Don’t play the fool this year – instead, celebrate public art and community at the FoolMoon kick-off on April 5, 2019 followed by FestiFools on April 7, 2019 in Ann Arbor.
The celebrations are organized by Wonderfool Productions, a nonprofit dedicated to engaging “communities in dynamic, educational, collaborative and entertaining public art experiences,” according to its website. This year’s theme will be “Dancing Fools.”
The weekend celebrations are kicked off with the FoolMoon party at the Ann Arbor Farmers Market in Kerrytown.
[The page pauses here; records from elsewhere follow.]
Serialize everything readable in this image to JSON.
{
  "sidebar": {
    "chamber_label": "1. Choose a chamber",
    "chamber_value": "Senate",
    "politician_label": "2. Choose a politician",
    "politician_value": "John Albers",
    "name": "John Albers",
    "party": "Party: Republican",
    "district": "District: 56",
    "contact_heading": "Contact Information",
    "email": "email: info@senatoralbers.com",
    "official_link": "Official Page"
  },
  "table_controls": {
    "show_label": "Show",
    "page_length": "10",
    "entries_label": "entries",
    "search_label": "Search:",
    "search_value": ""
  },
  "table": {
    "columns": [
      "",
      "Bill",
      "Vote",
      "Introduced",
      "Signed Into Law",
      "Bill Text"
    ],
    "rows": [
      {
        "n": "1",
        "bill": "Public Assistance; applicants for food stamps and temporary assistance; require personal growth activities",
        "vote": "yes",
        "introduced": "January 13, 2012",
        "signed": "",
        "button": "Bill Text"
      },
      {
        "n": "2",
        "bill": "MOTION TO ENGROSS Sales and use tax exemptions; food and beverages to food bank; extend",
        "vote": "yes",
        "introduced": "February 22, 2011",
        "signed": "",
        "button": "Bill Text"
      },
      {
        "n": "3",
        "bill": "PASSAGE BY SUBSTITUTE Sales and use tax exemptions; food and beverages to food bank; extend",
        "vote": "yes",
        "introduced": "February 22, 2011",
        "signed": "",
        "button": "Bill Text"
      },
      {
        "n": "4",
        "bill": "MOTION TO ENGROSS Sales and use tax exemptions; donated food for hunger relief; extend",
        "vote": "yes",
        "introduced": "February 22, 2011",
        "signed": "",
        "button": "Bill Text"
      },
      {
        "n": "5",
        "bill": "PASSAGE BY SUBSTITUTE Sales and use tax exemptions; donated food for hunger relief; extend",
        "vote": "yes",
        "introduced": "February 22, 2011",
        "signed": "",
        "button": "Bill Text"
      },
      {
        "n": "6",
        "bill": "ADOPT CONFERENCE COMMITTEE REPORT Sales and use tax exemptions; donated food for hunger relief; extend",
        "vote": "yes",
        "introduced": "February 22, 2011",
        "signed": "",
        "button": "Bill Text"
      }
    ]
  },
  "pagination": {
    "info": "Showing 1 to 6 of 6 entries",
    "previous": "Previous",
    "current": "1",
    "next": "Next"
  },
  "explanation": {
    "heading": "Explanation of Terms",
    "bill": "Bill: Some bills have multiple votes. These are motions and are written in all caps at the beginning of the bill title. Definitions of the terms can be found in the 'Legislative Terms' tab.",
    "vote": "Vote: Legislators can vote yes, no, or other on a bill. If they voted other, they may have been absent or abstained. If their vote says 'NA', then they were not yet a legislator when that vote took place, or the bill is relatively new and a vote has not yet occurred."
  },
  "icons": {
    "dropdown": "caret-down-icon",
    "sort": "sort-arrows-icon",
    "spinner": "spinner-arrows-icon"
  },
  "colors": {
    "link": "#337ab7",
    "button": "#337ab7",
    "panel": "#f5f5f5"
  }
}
The event features interactive installations, laser shows, DJs, a beer tent and live dance performances. The event starts at 7 p.m. and runs until 10 p.m. on April 5.
“The crazy thing about it is it’s really 99 percent community built,” Mark Tucker, the creator of the events, said in a Michigan Municipal League publication. “We thought it was just going to be an adult event because it happens after dark. But people bring their kids and they all stay until 11 at night.”
After the FoolMoon kick-off, keep the party going with the hour-long FestiFools celebration. Ann Arbor locals and out-of-towners converge on Main Street at 4 p.m. carrying huge, handmade papier-mâché puppets.
“I like the free-form nature of this parade, the carnival-esque way that it includes the crowd in. It’s like a moving collage, things coming up and moving in from all over the place, rather than that traditional military line down the street,” Jimmie Thompson, a Michigan Thanksgiving Parade float designer, said in the Michigan Municipal League article. “It empowers the artist and it empowers the audience.”
Organizers encourage the public to make their own puppet and luminaries for the celebration and have even created how-to guides available online to guide participants.
Puppets must meet certain specifications to be included, so be sure to read the guidelines before starting.
FoolMoon begins at 7 p.m. on Friday, April 5 at the Ann Arbor Farmers Market. The FestiFools event is 4-5 p.m. on Sunday, April 7 on Main Street in Ann Arbor.
Both festivals are free to attend.
This post is updated regularly.